BEGIN

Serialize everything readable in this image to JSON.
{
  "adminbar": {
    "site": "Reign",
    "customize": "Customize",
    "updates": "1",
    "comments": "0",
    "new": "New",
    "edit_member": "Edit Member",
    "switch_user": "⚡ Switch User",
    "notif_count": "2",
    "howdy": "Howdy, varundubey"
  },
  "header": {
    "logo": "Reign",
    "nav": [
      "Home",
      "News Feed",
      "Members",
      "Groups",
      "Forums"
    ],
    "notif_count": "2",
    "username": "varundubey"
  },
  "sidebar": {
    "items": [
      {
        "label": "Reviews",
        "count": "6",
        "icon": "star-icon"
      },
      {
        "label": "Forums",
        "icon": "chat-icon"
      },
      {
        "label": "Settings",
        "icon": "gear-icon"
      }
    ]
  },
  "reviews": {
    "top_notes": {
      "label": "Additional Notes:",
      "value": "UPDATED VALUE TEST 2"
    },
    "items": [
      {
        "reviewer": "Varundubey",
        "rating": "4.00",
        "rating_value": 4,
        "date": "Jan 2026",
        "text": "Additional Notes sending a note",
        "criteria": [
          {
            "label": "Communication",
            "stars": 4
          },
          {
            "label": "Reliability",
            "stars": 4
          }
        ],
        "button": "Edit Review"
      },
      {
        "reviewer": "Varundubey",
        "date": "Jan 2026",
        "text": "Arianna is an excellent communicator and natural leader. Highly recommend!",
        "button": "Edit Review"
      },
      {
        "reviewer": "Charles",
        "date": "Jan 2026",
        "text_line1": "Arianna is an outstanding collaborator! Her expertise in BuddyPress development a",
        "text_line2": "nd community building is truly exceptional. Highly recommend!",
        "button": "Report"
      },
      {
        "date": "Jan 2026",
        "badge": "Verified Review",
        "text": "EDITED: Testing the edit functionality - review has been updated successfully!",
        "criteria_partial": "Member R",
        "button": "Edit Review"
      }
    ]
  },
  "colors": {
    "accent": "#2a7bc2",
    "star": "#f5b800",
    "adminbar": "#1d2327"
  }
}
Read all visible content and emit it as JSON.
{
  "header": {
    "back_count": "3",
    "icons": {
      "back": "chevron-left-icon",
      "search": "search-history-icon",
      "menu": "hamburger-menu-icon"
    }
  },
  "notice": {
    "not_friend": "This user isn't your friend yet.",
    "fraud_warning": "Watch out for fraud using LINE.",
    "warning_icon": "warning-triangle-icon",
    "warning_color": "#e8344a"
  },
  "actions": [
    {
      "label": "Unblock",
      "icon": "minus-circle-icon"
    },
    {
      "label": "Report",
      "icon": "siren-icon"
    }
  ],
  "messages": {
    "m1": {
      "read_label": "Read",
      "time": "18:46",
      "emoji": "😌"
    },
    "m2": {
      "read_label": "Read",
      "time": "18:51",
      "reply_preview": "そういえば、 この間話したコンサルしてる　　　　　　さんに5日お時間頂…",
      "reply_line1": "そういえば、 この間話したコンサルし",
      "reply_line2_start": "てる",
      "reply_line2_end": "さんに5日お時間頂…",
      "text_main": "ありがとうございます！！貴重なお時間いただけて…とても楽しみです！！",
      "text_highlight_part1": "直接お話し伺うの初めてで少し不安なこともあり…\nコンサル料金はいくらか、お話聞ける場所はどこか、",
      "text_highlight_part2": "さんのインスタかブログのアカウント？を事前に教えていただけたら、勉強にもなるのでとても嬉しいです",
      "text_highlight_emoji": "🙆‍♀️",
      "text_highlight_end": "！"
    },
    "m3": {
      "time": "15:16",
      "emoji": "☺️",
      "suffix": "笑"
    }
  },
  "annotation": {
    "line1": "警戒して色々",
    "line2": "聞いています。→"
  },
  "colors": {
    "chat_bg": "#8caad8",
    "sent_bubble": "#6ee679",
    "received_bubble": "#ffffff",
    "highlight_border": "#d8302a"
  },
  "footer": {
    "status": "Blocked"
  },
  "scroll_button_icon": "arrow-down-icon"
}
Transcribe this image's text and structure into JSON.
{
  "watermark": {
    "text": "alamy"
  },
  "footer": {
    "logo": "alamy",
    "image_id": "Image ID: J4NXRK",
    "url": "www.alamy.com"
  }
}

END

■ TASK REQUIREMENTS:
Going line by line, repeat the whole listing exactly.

■ SOLVED EXERCISE:
Serialize everything readable in this image to JSON.
{
  "adminbar": {
    "site": "Reign",
    "customize": "Customize",
    "updates": "1",
    "comments": "0",
    "new": "New",
    "edit_member": "Edit Member",
    "switch_user": "⚡ Switch User",
    "notif_count": "2",
    "howdy": "Howdy, varundubey"
  },
  "header": {
    "logo": "Reign",
    "nav": [
      "Home",
      "News Feed",
      "Members",
      "Groups",
      "Forums"
    ],
    "notif_count": "2",
    "username": "varundubey"
  },
  "sidebar": {
    "items": [
      {
        "label": "Reviews",
        "count": "6",
        "icon": "star-icon"
      },
      {
        "label": "Forums",
        "icon": "chat-icon"
      },
      {
        "label": "Settings",
        "icon": "gear-icon"
      }
    ]
  },
  "reviews": {
    "top_notes": {
      "label": "Additional Notes:",
      "value": "UPDATED VALUE TEST 2"
    },
    "items": [
      {
        "reviewer": "Varundubey",
        "rating": "4.00",
        "rating_value": 4,
        "date": "Jan 2026",
        "text": "Additional Notes sending a note",
        "criteria": [
          {
            "label": "Communication",
            "stars": 4
          },
          {
            "label": "Reliability",
            "stars": 4
          }
        ],
        "button": "Edit Review"
      },
      {
        "reviewer": "Varundubey",
        "date": "Jan 2026",
        "text": "Arianna is an excellent communicator and natural leader. Highly recommend!",
        "button": "Edit Review"
      },
      {
        "reviewer": "Charles",
        "date": "Jan 2026",
        "text_line1": "Arianna is an outstanding collaborator! Her expertise in BuddyPress development a",
        "text_line2": "nd community building is truly exceptional. Highly recommend!",
        "button": "Report"
      },
      {
        "date": "Jan 2026",
        "badge": "Verified Review",
        "text": "EDITED: Testing the edit functionality - review has been updated successfully!",
        "criteria_partial": "Member R",
        "button": "Edit Review"
      }
    ]
  },
  "colors": {
    "accent": "#2a7bc2",
    "star": "#f5b800",
    "adminbar": "#1d2327"
  }
}
Read all visible content and emit it as JSON.
{
  "header": {
    "back_count": "3",
    "icons": {
      "back": "chevron-left-icon",
      "search": "search-history-icon",
      "menu": "hamburger-menu-icon"
    }
  },
  "notice": {
    "not_friend": "This user isn't your friend yet.",
    "fraud_warning": "Watch out for fraud using LINE.",
    "warning_icon": "warning-triangle-icon",
    "warning_color": "#e8344a"
  },
  "actions": [
    {
      "label": "Unblock",
      "icon": "minus-circle-icon"
    },
    {
      "label": "Report",
      "icon": "siren-icon"
    }
  ],
  "messages": {
    "m1": {
      "read_label": "Read",
      "time": "18:46",
      "emoji": "😌"
    },
    "m2": {
      "read_label": "Read",
      "time": "18:51",
      "reply_preview": "そういえば、 この間話したコンサルしてる　　　　　　さんに5日お時間頂…",
      "reply_line1": "そういえば、 この間話したコンサルし",
      "reply_line2_start": "てる",
      "reply_line2_end": "さんに5日お時間頂…",
      "text_main": "ありがとうございます！！貴重なお時間いただけて…とても楽しみです！！",
      "text_highlight_part1": "直接お話し伺うの初めてで少し不安なこともあり…\nコンサル料金はいくらか、お話聞ける場所はどこか、",
      "text_highlight_part2": "さんのインスタかブログのアカウント？を事前に教えていただけたら、勉強にもなるのでとても嬉しいです",
      "text_highlight_emoji": "🙆‍♀️",
      "text_highlight_end": "！"
    },
    "m3": {
      "time": "15:16",
      "emoji": "☺️",
      "suffix": "笑"
    }
  },
  "annotation": {
    "line1": "警戒して色々",
    "line2": "聞いています。→"
  },
  "colors": {
    "chat_bg": "#8caad8",
    "sent_bubble": "#6ee679",
    "received_bubble": "#ffffff",
    "highlight_border": "#d8302a"
  },
  "footer": {
    "status": "Blocked"
  },
  "scroll_button_icon": "arrow-down-icon"
}
Transcribe this image's text and structure into JSON.
{
  "watermark": {
    "text": "alamy"
  },
  "footer": {
    "logo": "alamy",
    "image_id": "Image ID: J4NXRK",
    "url": "www.alamy.com"
  }
}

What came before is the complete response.